--- Component data from apps and pages ---
====================
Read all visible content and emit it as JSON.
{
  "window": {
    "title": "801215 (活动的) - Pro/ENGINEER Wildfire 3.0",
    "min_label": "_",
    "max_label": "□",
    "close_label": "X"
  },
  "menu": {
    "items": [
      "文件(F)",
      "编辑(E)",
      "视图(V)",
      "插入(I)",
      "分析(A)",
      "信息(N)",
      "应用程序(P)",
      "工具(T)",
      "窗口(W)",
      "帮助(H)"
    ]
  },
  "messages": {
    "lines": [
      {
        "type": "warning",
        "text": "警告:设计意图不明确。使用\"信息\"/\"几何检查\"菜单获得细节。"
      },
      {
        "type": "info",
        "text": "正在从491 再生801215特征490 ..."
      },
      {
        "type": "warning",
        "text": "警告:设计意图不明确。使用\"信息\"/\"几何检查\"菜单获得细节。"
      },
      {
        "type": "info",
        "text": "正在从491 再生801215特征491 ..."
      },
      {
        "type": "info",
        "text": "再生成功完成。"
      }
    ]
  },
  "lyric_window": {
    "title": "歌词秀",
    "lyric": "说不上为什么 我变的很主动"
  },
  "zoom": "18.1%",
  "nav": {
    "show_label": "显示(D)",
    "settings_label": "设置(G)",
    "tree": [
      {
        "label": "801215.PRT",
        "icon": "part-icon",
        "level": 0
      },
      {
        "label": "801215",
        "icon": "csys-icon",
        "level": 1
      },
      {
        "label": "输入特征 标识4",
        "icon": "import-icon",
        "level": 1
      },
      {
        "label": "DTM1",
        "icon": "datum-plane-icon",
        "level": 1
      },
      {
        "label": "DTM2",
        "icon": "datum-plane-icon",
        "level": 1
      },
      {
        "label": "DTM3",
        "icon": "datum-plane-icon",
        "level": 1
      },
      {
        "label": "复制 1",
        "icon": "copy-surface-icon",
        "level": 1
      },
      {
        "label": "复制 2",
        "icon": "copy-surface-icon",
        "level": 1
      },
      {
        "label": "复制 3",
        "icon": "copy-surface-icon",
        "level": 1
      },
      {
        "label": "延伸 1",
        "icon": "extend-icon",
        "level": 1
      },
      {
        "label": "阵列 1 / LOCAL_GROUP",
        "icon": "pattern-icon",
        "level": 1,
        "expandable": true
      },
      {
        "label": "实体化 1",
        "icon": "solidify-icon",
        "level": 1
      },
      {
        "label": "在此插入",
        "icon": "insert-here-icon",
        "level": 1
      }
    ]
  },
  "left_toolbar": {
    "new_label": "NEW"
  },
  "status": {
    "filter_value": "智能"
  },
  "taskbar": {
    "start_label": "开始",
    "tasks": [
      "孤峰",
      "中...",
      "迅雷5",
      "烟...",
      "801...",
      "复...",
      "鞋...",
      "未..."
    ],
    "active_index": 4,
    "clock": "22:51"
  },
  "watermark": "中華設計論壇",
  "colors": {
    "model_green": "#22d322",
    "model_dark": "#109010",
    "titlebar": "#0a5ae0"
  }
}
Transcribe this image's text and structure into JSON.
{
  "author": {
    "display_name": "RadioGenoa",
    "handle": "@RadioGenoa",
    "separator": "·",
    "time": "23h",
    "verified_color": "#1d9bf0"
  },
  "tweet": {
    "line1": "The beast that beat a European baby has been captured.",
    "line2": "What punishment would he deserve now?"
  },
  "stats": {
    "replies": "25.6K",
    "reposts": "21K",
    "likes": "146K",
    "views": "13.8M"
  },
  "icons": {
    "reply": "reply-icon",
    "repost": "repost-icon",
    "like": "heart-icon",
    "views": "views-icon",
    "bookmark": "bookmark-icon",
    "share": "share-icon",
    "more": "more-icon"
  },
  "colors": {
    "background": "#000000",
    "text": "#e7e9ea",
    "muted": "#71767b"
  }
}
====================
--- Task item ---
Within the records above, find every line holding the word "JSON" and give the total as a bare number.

--- Result ---
2